This method is called internally on inputs to UGens that take multidimensional arrays, like Klank and it allows proper multichannel expansion even in those cases. For SequenceableCollection, this returns the collection itself, assuming that it contains already a number of Refs. See Ref for the corresponding method implementation.

#### Arguments:

 rank The depth at which the list is expanded. For instance the Klank spec has a rank of 2. For more examples, see SequenceableCollection: -flopDeep([[[100, 200], 500], nil, [[[0.01, 0.3], 0.8]]]).multichannelExpandRef(2); [[[100, 200], nil, [0.2, 0.8]], [[130, 202], nil, [0.2, 0.5]]].multichannelExpandRef(2);

### .convertRhythm

Convert a rhythm-list to durations.

#### Discussion:

supports a variation of Mikael Laurson's rhythm list RTM-notation.1

The method converts a collection of the form [beat-count, [rtm-list], repeats] to a List of Floats. A negative integer within the rtm-list equates to a value tied over to the duration following.
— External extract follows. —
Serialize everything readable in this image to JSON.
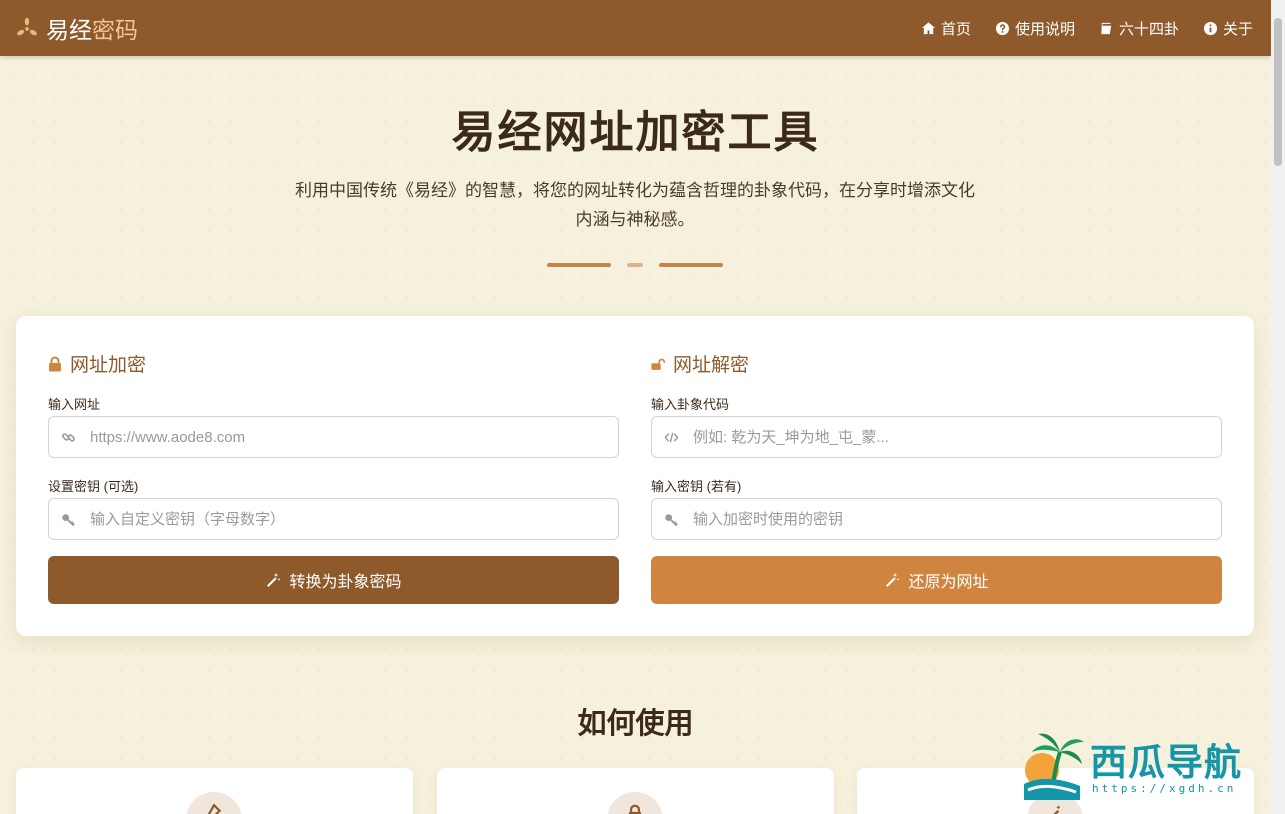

The method is recursive in that any subdivision within the rtm-list can itself be a nested convertRhythm collection (see example below). The repeats integer has a default value of 1.

If the divisions in the rtm-list are events, the event durations are interpreted as relative durations, and a list of events is returned.

// using numbers as score
[3, [1, 2, 1], 1].convertRhythm; // List[ 0.75, 1.5, 0.75 ]
[2, [1, 3, [1, [2, 1, 1, 1]], 1, 3], 1].convertRhythm;
[2, [1, [1, [2, 1, 1, 1]]], 1].convertRhythm;
[2, [1, [1, [2, 1, 1, 1]]], 2].convertRhythm; // repeat
[2, [1, [1, [2, 1, 1, -1]]], 2].convertRhythm; // negative value is tied over.

// sound example
Pbind(\degree, Pseries(0, 1, inf), \dur, Pseq([2, [1, [1, [2, 1, 1, -1]]], 2].convertRhythm)).play;`